The team assembled a cohort of previously infected (recovered) and uninfected (naïve) individuals who had received either the Pfizer-BioNTech or Moderna vaccine. The researchers characterized virus-specific immunologic profiles longitudinally across five time points, covering a period of 98 days following the first vaccine dose.
The study included a total of 198 samples collected from 40 healthcare workers from the Yale-New Haven Hospital who were enrolled between November 2020 and January 2021.
What did they find?
The researchers found that SARS-CoV-2-specific immunoglobulin G (IgG levels) were significantly higher in the previously infected vaccinees than in the uninfected vaccinees.
The team longitudinally assessed the plasma neutralization activity against an authentic SARS-CoV-2 strain (USA-WA1/2020; lineage A) with a similar spike gene amino acid sequence to the Wuhan-Hu-1 isolate.
This revealed that previously infected individuals sustained higher antibody titers than uninfected individuals did post-vaccination.
However, the two groups exhibited similar neutralization titers at the peak of response (seven days after the second vaccine dose).
“Our data indicate that despite faster and more exuberant antibody responses to viral proteins by previously infected vaccinated than uninfected vaccinated individuals, vaccination led to similar overall levels of neutralizing antibodies after the second dose,” says Iwasaki and colleagues.
Examining neutralization titers against variants
Next, the team determined the neutralization titers generated against a panel of 16 isolates of distinct locally circulating SARS-CoV-2 variants.
The researchers found that plasma from previously infected vaccinated individuals generally exhibited a better neutralization capacity against the panel, compared with plasma from previously uninfected individuals.
Gating strategies. Gating strategies are shown for the key cell populations described in Figure 2 and Extended Data Figure 2. a, Leukocyte gating strategy to identify lymphocytes. T cell surface staining gating strategy to identify CD4 and CD8 T cells, TCR-activated T cells and follicular T cells. b, B cell surface staining gating strategy to identify B cells subsets.

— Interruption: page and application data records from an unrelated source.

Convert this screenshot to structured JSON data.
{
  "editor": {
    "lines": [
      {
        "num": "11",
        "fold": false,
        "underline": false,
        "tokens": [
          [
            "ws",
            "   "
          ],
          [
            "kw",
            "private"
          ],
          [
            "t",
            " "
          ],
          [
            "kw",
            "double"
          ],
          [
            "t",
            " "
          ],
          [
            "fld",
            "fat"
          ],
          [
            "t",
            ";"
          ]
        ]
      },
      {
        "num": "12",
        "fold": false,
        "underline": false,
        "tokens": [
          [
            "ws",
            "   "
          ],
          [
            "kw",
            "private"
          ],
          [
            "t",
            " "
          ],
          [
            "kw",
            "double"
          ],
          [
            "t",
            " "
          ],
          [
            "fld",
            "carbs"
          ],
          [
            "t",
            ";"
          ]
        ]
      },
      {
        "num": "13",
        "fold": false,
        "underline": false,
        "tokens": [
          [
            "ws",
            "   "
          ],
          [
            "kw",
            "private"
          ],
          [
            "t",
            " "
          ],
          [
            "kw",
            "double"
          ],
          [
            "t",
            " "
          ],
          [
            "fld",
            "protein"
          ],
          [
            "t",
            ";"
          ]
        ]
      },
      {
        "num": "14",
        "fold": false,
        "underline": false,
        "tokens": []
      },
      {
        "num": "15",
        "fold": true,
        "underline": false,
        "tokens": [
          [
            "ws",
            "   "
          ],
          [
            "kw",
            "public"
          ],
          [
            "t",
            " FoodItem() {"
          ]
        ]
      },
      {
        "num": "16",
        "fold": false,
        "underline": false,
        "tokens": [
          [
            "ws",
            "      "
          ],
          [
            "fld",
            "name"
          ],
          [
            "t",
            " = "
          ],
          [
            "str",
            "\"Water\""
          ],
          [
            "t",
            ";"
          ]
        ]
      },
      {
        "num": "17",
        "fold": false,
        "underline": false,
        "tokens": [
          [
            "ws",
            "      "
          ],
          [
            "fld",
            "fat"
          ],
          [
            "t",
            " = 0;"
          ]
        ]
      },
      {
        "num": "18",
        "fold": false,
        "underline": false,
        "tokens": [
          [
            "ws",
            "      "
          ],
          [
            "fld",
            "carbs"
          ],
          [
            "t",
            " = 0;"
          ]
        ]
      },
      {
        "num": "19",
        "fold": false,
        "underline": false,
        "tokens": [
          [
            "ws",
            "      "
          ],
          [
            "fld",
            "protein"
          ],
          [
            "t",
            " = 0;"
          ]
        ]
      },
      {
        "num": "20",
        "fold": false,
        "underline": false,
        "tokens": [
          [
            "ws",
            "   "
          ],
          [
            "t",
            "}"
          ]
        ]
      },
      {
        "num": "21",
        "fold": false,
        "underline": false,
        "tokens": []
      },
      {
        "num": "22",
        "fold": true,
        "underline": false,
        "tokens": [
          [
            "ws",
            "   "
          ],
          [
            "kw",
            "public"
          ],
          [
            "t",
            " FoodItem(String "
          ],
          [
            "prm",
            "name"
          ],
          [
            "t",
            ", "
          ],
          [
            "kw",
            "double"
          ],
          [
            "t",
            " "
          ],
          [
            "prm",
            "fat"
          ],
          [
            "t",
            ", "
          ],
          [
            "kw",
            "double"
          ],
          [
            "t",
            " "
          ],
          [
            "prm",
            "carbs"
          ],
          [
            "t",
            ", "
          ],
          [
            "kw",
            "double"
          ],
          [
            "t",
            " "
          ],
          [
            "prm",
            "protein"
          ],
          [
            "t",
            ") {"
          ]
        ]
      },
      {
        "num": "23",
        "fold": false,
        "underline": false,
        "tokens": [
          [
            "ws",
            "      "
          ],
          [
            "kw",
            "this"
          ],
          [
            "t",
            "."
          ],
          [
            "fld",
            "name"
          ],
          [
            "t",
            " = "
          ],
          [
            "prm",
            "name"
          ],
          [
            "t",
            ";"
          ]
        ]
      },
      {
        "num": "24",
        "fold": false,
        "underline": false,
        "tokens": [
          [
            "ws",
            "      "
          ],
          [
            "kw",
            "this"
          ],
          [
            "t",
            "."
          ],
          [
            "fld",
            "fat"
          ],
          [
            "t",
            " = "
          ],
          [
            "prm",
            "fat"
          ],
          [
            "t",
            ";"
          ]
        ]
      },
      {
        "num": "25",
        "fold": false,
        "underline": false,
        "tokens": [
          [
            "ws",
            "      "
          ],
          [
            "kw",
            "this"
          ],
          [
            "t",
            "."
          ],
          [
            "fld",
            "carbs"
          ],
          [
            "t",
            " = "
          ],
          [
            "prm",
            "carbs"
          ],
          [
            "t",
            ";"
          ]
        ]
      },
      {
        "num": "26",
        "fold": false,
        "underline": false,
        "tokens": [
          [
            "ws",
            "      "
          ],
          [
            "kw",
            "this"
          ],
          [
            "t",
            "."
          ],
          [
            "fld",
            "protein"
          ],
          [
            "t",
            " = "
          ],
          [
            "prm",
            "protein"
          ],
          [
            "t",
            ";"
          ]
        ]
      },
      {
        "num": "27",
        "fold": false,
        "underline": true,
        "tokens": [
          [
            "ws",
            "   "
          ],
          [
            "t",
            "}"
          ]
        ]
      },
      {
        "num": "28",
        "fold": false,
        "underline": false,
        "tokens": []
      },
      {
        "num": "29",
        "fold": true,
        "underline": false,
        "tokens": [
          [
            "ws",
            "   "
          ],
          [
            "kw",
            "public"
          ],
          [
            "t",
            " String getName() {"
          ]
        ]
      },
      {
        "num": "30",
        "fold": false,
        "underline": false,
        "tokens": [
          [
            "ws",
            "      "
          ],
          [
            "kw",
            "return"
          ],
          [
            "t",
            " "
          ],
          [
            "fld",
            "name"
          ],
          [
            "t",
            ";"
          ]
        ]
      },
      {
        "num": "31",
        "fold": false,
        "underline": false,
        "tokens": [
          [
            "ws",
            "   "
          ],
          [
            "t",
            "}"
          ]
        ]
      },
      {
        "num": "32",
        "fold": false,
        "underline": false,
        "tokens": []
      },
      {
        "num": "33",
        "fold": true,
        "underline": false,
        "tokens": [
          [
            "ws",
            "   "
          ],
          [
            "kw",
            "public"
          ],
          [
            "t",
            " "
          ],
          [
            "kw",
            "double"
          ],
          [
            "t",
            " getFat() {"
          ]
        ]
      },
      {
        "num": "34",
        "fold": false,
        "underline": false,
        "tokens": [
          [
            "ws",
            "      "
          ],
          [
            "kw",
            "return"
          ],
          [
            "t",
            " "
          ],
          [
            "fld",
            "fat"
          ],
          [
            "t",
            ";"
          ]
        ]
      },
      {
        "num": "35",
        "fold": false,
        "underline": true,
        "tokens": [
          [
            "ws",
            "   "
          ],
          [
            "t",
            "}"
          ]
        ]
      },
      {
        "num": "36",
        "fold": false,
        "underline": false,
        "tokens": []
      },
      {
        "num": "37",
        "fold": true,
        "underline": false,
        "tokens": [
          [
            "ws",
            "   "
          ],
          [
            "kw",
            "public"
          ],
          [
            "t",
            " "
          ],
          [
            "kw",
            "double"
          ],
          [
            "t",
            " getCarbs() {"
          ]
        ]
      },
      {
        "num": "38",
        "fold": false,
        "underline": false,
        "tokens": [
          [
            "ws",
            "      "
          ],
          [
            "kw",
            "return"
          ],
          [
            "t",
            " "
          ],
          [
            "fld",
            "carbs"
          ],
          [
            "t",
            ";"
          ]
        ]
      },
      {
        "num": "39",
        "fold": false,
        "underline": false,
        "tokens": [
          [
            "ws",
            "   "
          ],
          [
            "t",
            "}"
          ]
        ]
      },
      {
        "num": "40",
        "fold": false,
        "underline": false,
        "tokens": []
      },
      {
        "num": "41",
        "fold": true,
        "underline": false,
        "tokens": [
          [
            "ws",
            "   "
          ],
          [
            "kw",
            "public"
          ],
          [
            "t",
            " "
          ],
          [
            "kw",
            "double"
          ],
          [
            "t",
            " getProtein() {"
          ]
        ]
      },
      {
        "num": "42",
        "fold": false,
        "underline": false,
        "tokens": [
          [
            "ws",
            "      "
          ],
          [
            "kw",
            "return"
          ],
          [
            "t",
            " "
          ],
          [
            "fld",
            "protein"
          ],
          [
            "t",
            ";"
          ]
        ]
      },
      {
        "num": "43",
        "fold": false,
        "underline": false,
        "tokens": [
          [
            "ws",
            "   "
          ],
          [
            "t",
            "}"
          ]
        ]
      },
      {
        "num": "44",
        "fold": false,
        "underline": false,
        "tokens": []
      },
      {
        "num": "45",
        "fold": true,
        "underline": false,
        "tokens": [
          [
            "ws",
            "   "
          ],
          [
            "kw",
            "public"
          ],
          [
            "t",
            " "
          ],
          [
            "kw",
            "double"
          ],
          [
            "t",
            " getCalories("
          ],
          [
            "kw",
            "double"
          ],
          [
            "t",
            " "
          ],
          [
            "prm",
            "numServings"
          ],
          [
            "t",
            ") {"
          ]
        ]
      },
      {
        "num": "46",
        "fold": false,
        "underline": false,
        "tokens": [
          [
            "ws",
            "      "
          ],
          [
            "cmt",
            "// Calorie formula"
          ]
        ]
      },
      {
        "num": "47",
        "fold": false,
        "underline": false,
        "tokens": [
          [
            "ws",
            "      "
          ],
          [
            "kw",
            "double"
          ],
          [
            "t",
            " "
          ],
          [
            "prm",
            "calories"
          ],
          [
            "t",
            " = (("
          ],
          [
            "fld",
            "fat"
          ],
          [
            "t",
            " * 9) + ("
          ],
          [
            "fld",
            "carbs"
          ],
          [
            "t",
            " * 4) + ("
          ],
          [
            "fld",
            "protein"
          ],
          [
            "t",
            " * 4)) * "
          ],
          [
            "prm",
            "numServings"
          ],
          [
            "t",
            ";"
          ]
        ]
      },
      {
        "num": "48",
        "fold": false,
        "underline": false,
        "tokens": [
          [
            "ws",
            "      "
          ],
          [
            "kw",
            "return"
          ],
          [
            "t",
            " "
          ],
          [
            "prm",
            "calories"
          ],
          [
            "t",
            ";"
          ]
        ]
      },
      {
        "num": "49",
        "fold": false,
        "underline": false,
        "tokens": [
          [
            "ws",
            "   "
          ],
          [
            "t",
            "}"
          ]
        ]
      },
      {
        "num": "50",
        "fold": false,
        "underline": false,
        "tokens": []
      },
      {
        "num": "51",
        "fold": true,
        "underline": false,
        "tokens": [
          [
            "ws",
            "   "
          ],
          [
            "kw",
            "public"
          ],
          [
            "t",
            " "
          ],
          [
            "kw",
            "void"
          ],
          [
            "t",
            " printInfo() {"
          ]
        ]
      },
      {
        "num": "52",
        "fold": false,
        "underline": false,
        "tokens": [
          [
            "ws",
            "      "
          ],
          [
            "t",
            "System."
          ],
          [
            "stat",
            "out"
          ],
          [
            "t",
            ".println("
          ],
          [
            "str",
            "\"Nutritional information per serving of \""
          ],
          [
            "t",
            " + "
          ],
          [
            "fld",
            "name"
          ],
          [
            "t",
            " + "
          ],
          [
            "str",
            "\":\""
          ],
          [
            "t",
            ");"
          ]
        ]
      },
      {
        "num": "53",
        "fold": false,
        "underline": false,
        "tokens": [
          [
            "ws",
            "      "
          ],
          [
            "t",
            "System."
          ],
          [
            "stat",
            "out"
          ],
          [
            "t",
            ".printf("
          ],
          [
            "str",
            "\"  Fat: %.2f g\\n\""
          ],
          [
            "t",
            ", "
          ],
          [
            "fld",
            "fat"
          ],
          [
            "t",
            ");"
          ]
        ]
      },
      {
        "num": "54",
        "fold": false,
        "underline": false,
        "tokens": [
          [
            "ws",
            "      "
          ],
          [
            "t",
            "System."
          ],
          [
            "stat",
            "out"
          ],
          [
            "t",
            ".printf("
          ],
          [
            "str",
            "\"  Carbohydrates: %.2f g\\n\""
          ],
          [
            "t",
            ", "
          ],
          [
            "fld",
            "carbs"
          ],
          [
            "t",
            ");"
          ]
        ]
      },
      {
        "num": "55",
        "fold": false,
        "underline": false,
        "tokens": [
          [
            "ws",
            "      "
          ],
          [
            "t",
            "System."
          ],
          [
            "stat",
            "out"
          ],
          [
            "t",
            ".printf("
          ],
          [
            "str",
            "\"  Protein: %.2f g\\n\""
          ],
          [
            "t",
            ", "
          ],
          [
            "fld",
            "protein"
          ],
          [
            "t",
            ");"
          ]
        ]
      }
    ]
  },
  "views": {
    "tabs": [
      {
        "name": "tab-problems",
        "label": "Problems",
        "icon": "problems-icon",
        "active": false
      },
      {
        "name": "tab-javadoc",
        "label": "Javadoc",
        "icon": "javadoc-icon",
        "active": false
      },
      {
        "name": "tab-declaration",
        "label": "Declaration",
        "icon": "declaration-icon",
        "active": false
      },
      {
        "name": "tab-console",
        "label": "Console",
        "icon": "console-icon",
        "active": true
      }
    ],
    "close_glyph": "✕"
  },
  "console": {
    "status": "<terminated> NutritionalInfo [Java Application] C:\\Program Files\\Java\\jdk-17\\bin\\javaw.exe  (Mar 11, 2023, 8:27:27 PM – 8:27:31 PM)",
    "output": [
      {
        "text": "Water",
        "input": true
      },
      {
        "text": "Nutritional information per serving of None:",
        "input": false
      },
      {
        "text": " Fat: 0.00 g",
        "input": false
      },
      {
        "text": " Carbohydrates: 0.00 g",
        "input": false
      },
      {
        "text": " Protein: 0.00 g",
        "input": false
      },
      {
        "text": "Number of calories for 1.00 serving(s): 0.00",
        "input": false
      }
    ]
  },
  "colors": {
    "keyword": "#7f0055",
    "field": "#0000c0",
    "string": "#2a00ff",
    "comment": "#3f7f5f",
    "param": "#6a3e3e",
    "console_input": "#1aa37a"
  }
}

However, the study revealed a range of reductions in neutralization capacity that was associated with specific spike gene mutations.
For example, compared with lineage A, the B.1.351 (beta) variant of concern (VOC) that contains mutations E484K and N501Y decreased neutralization titers by 13.2-fold and by 3.7-fold in previously uninfected versus infected vaccinees.
For the B.1.617.2 (delta) VOC that contains mutation L452R, the corresponding decreases were 6.9-fold and 1.5-fold and for the B.1.1.7 (alpha) VOC that contains N501Y, the corresponding decreases were 3.4- and 0.8-fold.
Booster shots may help overcome the reduced neutralization observed for variants
Iwasaki and colleagues say the study suggests that plasma neutralization activity against SARS-CoV-2 variants is improved in vaccinated individuals previously infected with the virus.
They also say the findings show that that virus genotype plays an important role in vaccine-induced neutralization.
“L452R likely has the largest individual impact, but the added effects of E484K and N501Y make viruses with this combination perhaps the most concerning for vaccines,” writes the researchers.
“These results suggest that future vaccine boosters (third dose) may help to overcome the reduction in neutralization capacity observed for the variants, in particular those of the genotypes with the L452R (e.g., B.1.617.2) or the E484K and N501Y combination (e.g., P.1 and B.1.351),” advises the team.
medRxiv publishes preliminary scientific reports that are not peer-reviewed and, therefore, should not be regarded as conclusive, guide clinical practice/health-related behavior, or treated as established information.